▶ _The task_: If a line in the entries below holds the string "index", copy it.

▶ _Information given_:
=== Begin Enclosure ===
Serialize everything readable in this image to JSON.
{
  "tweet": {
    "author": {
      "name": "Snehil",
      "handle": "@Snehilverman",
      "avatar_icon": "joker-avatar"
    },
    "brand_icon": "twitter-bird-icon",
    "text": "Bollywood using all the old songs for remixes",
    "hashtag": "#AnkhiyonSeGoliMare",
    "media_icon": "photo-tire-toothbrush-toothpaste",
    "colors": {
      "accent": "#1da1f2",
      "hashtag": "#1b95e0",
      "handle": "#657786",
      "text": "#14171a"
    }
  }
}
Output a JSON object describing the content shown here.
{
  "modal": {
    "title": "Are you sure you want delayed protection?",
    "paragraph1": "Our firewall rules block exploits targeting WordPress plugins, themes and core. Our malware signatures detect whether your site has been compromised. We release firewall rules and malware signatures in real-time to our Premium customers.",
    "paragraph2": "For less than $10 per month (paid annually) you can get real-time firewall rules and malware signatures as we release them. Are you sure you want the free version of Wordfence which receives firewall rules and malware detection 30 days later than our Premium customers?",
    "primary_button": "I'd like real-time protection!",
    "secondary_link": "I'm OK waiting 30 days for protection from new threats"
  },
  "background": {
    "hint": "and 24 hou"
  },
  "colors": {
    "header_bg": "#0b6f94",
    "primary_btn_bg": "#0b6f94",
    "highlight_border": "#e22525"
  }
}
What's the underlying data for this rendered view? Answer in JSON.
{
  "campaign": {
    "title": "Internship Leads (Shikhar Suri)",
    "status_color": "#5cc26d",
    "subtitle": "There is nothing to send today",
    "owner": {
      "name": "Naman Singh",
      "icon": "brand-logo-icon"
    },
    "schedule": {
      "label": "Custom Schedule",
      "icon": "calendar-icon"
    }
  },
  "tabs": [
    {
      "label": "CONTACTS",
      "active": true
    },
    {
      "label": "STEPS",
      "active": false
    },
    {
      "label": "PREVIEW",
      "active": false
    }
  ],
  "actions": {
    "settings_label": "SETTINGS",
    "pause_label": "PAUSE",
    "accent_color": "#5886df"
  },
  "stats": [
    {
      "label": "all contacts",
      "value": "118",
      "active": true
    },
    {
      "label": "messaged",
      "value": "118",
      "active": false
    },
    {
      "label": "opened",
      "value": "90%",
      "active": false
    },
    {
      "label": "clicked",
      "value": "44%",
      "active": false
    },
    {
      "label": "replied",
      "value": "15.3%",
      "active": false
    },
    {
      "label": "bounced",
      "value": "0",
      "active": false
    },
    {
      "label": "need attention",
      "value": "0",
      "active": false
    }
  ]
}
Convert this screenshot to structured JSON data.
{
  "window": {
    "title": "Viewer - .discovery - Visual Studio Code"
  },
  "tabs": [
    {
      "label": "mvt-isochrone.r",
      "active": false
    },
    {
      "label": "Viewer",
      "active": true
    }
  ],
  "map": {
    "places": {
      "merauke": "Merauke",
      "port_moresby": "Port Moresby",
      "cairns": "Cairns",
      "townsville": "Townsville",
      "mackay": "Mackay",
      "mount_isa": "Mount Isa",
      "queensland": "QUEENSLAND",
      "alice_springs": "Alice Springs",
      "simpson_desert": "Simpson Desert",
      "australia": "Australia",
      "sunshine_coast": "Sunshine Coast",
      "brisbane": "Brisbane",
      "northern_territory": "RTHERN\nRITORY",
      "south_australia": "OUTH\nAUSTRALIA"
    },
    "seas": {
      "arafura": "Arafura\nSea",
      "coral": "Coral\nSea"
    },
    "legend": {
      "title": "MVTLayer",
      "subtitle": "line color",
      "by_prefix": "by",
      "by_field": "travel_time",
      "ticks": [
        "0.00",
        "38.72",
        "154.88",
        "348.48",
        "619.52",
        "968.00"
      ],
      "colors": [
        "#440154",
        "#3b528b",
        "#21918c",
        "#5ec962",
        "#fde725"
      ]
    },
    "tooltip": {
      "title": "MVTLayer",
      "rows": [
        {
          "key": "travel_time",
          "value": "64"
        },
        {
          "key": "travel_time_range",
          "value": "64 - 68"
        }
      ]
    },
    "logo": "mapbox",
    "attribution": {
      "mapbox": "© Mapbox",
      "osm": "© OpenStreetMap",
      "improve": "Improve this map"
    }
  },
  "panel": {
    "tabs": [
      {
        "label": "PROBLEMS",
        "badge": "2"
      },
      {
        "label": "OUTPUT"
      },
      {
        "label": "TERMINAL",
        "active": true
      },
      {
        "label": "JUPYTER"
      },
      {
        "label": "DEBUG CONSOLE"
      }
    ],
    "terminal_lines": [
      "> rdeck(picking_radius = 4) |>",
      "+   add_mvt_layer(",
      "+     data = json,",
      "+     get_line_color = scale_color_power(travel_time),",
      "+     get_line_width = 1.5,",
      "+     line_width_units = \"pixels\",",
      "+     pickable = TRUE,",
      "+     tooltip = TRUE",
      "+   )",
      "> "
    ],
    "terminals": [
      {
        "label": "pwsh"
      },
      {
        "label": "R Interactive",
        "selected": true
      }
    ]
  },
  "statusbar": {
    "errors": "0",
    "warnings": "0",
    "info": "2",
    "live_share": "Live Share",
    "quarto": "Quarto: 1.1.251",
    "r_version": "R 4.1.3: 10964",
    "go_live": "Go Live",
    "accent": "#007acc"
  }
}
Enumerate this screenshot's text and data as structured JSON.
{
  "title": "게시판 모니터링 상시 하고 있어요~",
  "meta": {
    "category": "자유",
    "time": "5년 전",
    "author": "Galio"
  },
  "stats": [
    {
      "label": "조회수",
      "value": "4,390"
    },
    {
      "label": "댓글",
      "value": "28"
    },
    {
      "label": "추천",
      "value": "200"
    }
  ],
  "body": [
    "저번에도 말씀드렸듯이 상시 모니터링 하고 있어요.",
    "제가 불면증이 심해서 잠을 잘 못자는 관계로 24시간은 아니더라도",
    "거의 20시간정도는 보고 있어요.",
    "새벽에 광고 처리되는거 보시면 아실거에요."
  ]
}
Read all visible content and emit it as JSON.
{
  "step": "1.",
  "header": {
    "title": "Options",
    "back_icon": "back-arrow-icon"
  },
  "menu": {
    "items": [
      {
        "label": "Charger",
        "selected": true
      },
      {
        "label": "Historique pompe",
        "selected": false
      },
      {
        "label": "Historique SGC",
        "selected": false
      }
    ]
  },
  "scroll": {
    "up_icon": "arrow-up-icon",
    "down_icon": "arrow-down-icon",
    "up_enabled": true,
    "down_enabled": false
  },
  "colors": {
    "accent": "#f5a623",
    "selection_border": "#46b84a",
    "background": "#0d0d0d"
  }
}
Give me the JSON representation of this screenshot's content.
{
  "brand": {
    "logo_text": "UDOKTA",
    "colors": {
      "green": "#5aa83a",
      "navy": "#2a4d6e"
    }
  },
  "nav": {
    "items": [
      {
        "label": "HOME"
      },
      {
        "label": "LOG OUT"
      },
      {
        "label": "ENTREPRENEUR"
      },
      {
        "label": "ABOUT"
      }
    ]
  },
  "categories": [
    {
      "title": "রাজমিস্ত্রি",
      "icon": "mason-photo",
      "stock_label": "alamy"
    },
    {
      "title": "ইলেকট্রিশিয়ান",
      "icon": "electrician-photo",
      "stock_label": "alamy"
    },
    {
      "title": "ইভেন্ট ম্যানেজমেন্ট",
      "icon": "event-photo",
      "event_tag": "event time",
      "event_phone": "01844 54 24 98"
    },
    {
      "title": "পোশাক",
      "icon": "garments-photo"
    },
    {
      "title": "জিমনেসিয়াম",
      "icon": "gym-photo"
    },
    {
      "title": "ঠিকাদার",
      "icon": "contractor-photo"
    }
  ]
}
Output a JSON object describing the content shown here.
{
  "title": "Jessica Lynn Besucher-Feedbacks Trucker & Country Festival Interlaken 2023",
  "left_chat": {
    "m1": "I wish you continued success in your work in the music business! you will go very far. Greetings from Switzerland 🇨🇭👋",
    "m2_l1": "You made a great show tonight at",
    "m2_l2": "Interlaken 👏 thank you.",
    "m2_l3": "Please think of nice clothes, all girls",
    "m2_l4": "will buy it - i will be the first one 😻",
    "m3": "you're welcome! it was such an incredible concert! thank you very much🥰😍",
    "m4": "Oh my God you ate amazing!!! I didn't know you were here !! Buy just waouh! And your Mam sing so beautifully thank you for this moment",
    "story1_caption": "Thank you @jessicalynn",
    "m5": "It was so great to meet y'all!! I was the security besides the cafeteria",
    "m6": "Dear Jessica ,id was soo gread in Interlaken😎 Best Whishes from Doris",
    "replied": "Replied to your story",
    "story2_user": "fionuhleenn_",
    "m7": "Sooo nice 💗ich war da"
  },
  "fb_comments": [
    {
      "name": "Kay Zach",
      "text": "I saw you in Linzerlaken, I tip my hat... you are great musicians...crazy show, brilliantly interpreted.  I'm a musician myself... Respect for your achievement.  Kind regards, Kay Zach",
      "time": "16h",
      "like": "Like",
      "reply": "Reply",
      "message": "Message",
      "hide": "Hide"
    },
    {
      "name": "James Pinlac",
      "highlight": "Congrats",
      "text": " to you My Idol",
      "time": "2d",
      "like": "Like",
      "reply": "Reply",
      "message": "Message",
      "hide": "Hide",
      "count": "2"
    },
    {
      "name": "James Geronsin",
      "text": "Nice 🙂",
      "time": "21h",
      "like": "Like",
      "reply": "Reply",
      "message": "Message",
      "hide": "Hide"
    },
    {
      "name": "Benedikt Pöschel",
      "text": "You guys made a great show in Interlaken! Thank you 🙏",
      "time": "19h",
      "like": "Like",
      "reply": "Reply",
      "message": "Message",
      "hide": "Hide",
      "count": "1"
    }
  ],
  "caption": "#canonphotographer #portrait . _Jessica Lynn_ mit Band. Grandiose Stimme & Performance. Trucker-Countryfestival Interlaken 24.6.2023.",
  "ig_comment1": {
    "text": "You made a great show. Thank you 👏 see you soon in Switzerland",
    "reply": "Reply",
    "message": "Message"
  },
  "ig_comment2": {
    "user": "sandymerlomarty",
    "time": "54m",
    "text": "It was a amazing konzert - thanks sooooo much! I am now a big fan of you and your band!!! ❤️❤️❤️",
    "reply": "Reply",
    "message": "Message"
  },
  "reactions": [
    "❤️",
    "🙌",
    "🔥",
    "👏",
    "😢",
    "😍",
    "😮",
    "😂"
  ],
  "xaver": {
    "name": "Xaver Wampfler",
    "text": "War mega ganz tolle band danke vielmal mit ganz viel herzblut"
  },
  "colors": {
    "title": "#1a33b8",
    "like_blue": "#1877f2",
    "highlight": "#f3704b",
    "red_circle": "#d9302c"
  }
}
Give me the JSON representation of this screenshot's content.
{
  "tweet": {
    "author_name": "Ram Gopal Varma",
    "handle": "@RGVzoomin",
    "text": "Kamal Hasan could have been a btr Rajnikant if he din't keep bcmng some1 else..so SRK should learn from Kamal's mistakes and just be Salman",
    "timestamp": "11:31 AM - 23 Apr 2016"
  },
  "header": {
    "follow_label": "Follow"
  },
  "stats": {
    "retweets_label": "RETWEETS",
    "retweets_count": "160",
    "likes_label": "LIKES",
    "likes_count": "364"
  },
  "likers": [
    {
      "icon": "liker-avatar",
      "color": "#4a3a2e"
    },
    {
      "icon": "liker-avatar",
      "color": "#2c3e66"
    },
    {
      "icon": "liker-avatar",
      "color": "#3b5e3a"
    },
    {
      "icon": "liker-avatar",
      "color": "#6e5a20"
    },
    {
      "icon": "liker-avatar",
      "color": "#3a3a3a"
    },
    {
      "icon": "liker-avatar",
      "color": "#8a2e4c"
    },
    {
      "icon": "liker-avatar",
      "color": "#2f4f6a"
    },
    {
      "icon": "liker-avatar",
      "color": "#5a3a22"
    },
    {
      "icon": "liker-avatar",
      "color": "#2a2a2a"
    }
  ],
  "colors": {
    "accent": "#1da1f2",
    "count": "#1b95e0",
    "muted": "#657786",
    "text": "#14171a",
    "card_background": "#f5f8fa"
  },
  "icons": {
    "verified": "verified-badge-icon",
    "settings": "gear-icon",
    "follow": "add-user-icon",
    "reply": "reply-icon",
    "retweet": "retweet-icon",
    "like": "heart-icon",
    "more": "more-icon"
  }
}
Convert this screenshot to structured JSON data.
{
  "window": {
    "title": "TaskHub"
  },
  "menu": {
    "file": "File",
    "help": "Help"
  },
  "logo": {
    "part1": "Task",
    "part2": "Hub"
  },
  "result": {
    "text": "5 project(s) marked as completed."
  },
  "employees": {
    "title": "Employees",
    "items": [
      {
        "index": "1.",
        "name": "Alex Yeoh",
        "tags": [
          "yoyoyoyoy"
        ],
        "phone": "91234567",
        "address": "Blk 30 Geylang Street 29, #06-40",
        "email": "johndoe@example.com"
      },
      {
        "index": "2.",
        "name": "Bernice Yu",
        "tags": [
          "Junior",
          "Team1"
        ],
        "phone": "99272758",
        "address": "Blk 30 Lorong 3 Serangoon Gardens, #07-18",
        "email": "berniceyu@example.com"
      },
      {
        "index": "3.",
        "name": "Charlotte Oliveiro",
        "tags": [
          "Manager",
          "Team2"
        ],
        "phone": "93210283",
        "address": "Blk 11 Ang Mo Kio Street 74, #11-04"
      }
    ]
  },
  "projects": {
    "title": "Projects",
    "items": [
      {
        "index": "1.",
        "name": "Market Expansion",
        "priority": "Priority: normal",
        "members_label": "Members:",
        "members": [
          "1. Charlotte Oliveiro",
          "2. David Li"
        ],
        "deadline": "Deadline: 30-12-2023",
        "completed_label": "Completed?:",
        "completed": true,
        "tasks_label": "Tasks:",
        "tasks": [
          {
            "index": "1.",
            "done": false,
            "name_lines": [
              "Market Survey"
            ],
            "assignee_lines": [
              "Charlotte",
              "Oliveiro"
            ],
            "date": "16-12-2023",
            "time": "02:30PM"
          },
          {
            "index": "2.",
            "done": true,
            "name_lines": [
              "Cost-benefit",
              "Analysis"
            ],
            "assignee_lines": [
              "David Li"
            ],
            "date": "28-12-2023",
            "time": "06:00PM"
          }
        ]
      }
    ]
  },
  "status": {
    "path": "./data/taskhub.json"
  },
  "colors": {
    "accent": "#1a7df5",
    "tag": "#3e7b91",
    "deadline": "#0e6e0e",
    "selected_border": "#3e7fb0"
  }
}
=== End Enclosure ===
▶ _Answer to this problem_:
        "index": "1.",
        "index": "2.",
        "index": "3.",
        "index": "1.",
            "index": "1.",
            "index": "2.",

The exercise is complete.